Available data section start

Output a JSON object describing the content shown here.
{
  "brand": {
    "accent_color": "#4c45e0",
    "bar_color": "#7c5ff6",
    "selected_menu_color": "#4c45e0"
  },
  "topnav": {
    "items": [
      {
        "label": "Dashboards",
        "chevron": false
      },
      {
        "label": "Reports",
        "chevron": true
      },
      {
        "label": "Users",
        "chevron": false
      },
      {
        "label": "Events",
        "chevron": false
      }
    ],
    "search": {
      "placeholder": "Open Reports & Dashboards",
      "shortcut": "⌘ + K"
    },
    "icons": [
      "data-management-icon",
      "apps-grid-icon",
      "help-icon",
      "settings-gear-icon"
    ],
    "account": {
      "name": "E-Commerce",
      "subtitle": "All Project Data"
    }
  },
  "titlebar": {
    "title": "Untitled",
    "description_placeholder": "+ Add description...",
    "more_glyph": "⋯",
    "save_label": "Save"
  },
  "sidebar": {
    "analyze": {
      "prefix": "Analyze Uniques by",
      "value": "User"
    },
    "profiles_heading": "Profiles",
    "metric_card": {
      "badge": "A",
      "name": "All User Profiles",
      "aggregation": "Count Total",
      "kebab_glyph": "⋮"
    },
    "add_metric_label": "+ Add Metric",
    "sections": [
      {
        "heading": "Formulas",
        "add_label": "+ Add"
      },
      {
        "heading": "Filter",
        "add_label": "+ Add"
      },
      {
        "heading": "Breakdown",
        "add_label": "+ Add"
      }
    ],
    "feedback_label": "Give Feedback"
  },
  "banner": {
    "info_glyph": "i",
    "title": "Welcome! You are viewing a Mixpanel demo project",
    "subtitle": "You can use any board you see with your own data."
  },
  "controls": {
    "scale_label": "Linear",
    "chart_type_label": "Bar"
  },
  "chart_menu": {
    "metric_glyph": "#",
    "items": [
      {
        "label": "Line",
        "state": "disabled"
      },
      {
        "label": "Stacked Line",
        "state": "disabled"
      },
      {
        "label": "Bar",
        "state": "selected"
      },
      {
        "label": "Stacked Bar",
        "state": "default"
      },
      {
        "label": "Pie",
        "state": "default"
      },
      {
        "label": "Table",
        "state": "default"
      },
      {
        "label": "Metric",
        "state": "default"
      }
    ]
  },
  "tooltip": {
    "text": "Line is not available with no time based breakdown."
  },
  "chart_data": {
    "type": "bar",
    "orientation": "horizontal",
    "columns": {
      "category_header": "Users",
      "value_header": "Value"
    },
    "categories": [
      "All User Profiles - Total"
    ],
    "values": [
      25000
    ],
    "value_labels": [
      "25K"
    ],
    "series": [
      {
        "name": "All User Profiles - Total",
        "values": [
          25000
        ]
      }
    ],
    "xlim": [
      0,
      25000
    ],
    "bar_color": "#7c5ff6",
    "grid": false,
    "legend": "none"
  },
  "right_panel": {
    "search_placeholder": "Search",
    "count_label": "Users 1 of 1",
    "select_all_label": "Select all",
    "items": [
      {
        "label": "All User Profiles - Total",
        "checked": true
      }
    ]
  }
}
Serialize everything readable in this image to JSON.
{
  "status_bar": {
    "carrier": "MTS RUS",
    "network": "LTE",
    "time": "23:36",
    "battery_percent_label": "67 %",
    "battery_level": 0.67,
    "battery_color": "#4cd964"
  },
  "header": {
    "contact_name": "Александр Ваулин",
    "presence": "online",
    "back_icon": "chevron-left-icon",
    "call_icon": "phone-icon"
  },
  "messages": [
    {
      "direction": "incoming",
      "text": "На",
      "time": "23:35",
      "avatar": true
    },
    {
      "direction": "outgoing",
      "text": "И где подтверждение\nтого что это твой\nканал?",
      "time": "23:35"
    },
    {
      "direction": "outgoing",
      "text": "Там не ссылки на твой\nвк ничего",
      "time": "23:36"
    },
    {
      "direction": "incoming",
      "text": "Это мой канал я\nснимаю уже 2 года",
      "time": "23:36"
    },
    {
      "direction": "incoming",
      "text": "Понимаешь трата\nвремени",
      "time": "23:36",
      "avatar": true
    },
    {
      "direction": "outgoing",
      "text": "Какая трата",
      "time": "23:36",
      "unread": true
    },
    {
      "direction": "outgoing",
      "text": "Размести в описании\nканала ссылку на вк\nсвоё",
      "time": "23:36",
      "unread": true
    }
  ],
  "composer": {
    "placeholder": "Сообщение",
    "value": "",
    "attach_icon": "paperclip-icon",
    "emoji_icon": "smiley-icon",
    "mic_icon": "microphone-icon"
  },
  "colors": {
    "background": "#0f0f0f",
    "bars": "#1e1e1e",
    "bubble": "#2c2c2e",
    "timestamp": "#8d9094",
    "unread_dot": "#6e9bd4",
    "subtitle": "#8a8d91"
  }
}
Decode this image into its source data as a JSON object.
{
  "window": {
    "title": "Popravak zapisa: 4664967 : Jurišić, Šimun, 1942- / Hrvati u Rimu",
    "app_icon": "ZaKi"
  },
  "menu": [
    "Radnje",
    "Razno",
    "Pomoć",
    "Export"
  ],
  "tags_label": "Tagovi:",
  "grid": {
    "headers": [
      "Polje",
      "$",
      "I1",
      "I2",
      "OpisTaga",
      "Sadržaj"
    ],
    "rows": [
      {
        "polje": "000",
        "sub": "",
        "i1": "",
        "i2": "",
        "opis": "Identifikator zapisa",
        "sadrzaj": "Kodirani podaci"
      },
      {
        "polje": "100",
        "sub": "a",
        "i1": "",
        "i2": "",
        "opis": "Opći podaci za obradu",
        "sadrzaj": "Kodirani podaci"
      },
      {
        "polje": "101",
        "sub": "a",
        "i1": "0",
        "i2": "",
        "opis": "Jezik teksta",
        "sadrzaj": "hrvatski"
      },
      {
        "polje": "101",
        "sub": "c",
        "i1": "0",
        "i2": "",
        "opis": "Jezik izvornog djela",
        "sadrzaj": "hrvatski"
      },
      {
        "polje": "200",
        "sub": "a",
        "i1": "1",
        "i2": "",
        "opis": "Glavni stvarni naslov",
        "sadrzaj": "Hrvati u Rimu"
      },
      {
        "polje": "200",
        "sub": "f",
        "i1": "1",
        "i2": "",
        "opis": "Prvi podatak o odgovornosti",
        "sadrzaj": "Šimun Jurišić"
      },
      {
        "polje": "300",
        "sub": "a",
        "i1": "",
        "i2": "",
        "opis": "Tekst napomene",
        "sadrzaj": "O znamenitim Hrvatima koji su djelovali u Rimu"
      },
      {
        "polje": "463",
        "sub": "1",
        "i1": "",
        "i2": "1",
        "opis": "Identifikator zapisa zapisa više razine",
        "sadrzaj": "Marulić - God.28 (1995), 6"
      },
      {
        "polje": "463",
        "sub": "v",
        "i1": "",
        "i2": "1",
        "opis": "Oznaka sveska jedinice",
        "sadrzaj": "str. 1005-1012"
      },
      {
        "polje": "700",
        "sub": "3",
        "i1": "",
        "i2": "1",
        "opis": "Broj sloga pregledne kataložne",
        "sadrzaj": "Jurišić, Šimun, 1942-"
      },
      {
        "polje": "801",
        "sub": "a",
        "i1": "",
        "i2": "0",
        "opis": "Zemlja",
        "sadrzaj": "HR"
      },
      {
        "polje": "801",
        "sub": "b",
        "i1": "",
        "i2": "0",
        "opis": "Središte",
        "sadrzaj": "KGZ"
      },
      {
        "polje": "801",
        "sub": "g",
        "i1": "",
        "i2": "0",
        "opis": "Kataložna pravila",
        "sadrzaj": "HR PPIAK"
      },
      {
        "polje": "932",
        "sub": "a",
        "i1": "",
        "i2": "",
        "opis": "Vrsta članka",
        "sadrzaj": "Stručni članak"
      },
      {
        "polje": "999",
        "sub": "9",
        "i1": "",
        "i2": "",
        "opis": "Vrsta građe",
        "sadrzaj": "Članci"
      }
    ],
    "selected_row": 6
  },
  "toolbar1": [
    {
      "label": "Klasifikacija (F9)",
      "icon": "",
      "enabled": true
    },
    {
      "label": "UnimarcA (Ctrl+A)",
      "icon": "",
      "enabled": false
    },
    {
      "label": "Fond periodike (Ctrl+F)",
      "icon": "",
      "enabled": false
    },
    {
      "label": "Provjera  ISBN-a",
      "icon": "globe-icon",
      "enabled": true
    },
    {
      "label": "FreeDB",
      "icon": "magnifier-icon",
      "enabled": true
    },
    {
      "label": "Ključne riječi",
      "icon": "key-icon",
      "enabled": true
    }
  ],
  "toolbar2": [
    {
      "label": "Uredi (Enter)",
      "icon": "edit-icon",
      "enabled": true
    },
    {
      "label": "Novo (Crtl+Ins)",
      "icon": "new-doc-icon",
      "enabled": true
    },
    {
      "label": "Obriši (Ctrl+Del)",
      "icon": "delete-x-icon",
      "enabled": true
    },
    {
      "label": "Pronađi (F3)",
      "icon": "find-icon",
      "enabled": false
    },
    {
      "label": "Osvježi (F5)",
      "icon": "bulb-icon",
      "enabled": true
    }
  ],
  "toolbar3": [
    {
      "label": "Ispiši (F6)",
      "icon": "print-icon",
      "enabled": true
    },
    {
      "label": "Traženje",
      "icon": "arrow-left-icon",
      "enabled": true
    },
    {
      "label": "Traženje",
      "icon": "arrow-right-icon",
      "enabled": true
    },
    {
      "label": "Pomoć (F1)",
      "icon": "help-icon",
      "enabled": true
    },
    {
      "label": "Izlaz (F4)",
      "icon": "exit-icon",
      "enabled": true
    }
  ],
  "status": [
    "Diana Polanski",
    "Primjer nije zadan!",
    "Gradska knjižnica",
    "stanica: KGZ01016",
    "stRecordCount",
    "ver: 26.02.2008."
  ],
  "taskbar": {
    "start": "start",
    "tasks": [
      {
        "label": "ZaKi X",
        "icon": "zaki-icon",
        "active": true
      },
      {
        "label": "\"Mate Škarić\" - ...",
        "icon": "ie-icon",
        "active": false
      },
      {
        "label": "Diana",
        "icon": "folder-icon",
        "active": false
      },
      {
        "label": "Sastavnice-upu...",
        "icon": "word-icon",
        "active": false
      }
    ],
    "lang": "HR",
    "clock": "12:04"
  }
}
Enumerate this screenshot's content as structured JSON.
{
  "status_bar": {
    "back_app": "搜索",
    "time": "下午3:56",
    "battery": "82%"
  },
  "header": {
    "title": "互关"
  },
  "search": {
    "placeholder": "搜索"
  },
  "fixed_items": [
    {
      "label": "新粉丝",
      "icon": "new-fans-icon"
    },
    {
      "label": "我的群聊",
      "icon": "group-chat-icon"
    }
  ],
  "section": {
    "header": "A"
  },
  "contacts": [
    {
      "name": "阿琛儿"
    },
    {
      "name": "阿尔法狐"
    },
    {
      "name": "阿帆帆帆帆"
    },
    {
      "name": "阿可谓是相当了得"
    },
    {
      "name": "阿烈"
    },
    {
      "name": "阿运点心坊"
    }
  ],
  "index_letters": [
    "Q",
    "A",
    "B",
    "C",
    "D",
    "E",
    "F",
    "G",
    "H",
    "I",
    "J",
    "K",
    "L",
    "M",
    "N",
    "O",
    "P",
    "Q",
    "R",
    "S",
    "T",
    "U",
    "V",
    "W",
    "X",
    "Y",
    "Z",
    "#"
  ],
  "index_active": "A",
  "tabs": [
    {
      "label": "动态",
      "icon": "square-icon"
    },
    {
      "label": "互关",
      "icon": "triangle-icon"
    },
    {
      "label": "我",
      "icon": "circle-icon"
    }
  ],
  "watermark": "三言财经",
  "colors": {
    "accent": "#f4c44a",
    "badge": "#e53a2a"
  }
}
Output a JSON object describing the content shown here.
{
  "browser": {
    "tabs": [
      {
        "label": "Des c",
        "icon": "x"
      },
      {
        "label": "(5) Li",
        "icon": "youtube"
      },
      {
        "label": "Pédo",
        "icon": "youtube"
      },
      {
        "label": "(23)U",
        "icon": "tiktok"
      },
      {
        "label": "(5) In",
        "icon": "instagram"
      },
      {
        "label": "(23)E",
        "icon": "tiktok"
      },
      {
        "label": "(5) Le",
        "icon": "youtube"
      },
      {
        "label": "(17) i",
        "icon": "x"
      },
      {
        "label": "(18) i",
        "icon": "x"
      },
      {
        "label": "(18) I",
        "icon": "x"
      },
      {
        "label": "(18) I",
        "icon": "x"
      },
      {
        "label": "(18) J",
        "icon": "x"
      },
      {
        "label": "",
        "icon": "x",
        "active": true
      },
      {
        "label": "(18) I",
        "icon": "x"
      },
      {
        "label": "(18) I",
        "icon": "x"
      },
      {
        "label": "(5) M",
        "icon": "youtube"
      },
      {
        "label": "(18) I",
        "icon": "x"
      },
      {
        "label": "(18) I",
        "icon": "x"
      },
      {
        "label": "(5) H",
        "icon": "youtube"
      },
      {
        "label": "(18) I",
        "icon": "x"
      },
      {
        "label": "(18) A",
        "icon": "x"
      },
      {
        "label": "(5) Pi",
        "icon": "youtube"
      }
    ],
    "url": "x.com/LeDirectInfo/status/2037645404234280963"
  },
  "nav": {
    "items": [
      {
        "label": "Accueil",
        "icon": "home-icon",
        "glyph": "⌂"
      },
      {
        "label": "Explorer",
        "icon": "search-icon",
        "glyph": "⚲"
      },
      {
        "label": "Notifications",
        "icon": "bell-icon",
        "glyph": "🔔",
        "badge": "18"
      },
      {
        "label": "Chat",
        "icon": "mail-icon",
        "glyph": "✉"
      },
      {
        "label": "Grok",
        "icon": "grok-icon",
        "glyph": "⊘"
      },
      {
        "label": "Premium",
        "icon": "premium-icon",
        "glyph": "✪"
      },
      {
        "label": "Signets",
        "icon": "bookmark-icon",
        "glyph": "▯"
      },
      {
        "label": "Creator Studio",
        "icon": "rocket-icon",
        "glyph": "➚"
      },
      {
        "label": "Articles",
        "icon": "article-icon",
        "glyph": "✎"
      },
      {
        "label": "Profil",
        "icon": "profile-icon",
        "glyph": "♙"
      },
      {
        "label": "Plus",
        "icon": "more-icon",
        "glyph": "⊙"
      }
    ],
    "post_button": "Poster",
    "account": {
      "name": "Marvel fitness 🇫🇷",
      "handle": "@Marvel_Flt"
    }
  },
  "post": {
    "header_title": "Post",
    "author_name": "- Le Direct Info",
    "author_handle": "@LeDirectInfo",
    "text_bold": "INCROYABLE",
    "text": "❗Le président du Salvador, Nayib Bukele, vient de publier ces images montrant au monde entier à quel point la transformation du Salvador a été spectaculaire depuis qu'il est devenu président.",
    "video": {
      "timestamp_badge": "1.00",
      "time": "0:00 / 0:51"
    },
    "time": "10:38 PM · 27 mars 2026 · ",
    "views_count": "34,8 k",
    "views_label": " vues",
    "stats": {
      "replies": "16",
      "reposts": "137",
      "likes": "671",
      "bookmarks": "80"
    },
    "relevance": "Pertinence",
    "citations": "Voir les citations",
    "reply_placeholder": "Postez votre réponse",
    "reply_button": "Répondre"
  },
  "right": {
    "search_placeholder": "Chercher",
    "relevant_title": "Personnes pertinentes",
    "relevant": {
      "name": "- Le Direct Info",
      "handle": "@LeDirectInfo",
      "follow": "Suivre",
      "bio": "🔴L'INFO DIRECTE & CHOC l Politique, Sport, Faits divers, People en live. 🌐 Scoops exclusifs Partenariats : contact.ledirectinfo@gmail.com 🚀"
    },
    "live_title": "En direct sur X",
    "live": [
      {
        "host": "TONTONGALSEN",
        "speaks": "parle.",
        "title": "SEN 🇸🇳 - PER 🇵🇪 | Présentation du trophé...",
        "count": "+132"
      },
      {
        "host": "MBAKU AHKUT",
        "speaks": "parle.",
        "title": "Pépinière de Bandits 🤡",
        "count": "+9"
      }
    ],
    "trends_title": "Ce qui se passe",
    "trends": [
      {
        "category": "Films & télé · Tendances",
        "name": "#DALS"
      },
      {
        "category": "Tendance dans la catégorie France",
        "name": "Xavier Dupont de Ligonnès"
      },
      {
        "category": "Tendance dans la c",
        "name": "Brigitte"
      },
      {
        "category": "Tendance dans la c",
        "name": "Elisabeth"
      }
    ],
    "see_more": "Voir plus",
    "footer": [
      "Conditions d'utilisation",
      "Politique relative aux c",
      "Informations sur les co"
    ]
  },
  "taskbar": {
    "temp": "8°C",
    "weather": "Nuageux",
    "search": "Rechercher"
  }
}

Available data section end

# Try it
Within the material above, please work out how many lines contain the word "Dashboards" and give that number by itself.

# Solution for this exercise
2